Dr. Norman Wirzba is a Gilbert T. Rowe Distinguished Professor of Theology, Senior Fellow at the Kenan Institute for Ethics, and the Senior Associate Dean for Institutional & Faculty Advancement at Duke School of Divinity. Dr. Wirzba pursues research and teaching interests at the intersections of theology, philosophy, ecology, and agrarian and environmental studies, and has published several books on food and land. He serves as Series Editor for a group of books called “Culture of the Land”. As an editor, Dr. Wirzba contributed to Wendell Berry’s work in The Art of the Commonplace. He is the director of a project called “Facing the Anthropocene” wherein he works with an international team of scholars to rethink several academic disciplines in light of challenges like climate change, food insecurity, biotechnology and genetic engineering, artificial intelligence, species extinction, and the built environment.

Listen to the podcast here.


In this episode…

  • How connecting with the land fosters empathy and stewardship

  • Why the environmental preservation movement has seen so little progress

  • How children model Presence and show us how to be in the Now

  • Restlessness that is inherent in the social condition

  • Examining sacrifice

  • How the world economy thrives on ingratitude

  • How operating in a world where speed, homogeneity, and mechanization are the production norm, ultimately degrades life at every level

  • Our human creaturely condition

  • Nurturing the world that nurtures us

  • The importance of moving cautiously in a world that we don’t fully understand

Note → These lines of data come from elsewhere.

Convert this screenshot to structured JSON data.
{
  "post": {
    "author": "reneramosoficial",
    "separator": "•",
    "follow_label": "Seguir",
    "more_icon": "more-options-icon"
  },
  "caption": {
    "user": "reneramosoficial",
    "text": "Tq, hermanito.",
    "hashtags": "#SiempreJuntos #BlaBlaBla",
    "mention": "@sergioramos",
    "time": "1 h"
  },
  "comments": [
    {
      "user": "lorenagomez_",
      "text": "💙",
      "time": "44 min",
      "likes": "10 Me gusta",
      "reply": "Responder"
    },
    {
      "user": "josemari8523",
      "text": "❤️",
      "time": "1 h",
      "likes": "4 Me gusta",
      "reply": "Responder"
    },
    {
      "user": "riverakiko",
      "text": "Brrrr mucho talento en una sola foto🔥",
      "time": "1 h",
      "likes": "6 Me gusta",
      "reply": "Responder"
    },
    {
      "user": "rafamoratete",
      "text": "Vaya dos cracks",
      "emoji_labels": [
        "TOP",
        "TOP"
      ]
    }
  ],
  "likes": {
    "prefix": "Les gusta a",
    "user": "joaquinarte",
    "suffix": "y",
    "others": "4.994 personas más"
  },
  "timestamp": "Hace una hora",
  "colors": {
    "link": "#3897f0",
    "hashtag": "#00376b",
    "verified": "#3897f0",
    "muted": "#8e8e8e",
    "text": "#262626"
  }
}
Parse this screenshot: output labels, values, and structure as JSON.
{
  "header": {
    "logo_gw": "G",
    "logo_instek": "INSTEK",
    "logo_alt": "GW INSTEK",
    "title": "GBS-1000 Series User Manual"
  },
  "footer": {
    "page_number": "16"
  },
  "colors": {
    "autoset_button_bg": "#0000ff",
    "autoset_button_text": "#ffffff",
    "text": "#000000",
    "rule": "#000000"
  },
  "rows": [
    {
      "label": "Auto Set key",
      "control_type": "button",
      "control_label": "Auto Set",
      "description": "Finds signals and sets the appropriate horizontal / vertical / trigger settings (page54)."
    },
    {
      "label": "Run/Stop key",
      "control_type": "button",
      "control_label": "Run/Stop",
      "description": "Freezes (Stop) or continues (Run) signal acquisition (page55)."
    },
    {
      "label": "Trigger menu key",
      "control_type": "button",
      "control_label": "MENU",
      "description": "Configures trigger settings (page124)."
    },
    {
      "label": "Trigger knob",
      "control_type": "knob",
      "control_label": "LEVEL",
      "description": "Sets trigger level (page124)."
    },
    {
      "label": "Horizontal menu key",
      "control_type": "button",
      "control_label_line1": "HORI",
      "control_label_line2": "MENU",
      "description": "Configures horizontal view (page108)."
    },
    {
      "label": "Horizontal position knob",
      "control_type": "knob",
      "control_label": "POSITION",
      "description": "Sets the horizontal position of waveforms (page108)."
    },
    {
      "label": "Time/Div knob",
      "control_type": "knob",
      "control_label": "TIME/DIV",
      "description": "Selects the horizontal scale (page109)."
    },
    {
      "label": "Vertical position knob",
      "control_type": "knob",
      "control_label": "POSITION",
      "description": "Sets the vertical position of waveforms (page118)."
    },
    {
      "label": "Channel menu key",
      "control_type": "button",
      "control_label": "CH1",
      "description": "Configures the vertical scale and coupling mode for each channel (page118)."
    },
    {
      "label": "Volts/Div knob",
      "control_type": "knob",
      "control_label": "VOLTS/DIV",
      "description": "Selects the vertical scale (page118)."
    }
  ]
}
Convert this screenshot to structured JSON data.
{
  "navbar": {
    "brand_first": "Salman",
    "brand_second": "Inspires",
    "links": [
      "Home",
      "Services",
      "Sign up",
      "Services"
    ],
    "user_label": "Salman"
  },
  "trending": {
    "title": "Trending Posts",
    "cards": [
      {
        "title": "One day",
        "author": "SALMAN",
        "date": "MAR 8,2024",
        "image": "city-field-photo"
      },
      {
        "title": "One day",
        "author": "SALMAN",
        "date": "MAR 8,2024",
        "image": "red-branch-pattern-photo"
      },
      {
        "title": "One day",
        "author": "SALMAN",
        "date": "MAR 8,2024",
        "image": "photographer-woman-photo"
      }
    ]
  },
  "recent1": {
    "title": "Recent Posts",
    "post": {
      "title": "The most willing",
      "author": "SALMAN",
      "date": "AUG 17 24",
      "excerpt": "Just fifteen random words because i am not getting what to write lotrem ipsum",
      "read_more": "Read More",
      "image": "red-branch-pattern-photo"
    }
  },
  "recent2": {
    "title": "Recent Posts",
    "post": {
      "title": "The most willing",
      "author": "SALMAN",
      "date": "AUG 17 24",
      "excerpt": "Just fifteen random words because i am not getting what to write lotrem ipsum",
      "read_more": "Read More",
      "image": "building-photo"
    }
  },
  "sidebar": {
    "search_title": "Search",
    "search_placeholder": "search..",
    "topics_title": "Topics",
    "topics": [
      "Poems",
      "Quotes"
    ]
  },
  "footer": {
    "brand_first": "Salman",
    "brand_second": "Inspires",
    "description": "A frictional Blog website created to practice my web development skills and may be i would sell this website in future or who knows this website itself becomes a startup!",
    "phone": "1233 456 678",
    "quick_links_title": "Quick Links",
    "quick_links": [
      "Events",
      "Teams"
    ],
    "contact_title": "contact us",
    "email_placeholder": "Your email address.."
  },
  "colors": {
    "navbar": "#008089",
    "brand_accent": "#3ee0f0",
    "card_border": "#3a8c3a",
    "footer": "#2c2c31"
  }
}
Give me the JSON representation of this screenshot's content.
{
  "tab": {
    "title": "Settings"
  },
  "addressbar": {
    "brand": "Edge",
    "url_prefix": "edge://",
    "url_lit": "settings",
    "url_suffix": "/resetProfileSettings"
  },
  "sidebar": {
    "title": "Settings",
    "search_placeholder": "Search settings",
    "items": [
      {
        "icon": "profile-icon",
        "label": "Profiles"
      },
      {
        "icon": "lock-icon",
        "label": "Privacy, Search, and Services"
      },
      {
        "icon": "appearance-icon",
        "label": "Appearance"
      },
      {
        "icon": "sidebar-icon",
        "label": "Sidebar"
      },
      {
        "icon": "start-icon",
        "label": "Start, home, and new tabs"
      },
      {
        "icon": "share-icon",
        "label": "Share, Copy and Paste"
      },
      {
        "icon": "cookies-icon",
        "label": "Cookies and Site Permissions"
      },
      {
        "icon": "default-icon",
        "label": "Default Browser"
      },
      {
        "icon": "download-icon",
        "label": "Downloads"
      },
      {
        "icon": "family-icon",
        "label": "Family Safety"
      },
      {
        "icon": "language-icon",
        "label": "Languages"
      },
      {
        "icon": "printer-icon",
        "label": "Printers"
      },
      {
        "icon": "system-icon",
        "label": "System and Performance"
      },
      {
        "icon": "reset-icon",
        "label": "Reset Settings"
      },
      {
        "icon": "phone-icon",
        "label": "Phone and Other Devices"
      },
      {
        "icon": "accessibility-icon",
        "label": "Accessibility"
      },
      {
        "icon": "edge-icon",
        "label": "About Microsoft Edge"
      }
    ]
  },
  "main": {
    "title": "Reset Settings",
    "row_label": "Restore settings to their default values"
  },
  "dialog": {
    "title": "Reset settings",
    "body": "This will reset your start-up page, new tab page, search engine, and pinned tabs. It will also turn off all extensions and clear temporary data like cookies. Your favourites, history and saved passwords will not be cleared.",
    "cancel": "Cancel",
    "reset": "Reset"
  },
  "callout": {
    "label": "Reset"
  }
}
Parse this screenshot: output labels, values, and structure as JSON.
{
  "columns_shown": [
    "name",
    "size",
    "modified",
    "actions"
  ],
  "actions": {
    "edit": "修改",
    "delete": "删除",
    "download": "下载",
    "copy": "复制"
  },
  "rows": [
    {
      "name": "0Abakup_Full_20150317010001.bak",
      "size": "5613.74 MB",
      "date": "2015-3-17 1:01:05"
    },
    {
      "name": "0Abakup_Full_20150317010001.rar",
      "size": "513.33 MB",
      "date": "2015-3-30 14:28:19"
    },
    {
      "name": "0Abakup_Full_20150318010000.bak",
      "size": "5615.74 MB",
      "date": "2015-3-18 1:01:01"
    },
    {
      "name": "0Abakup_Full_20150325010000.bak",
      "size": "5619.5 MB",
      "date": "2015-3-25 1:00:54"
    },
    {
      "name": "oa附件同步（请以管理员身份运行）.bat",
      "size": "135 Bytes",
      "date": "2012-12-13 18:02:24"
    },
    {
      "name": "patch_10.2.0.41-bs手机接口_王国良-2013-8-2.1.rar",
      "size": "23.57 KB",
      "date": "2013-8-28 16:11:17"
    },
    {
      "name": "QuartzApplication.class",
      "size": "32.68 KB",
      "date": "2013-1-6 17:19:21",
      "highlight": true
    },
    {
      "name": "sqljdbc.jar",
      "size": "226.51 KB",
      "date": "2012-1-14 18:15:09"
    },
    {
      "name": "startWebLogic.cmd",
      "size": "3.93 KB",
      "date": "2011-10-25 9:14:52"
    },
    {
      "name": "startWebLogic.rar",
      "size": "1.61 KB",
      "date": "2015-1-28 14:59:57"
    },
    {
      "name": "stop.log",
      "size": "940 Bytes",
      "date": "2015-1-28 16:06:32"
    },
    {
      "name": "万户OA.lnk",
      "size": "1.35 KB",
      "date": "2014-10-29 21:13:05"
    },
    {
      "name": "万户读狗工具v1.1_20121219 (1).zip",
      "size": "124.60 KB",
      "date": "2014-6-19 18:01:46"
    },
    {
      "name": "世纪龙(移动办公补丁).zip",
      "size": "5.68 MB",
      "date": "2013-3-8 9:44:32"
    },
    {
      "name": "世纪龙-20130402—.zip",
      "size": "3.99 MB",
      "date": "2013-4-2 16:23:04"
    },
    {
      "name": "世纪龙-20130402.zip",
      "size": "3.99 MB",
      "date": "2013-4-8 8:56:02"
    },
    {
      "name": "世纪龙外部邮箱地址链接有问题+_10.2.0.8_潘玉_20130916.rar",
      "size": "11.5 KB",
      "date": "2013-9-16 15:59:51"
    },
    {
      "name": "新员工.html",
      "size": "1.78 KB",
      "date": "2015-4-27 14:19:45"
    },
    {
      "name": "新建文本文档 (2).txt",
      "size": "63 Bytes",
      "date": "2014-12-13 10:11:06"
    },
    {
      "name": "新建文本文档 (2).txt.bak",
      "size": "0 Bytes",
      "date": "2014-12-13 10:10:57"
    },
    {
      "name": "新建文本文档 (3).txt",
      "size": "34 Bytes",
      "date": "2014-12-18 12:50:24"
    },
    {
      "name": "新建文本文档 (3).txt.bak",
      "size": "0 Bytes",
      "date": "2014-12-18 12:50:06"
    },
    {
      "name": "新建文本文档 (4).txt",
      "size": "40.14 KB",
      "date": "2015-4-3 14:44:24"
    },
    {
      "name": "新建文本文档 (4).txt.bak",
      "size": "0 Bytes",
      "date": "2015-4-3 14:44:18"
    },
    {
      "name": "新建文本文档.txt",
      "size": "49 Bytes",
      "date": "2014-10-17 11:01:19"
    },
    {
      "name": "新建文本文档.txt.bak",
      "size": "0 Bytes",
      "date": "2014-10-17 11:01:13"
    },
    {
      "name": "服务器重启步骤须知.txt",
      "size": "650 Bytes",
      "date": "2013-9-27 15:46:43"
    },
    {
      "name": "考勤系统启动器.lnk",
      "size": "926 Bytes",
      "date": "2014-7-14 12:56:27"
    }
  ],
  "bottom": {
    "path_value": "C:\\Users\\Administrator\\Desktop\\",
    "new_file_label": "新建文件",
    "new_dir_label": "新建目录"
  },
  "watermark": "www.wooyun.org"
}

  • The mental health benefits of growing food, cooking, and eating in community

  • Food as the ultimate cross-disciplinary subject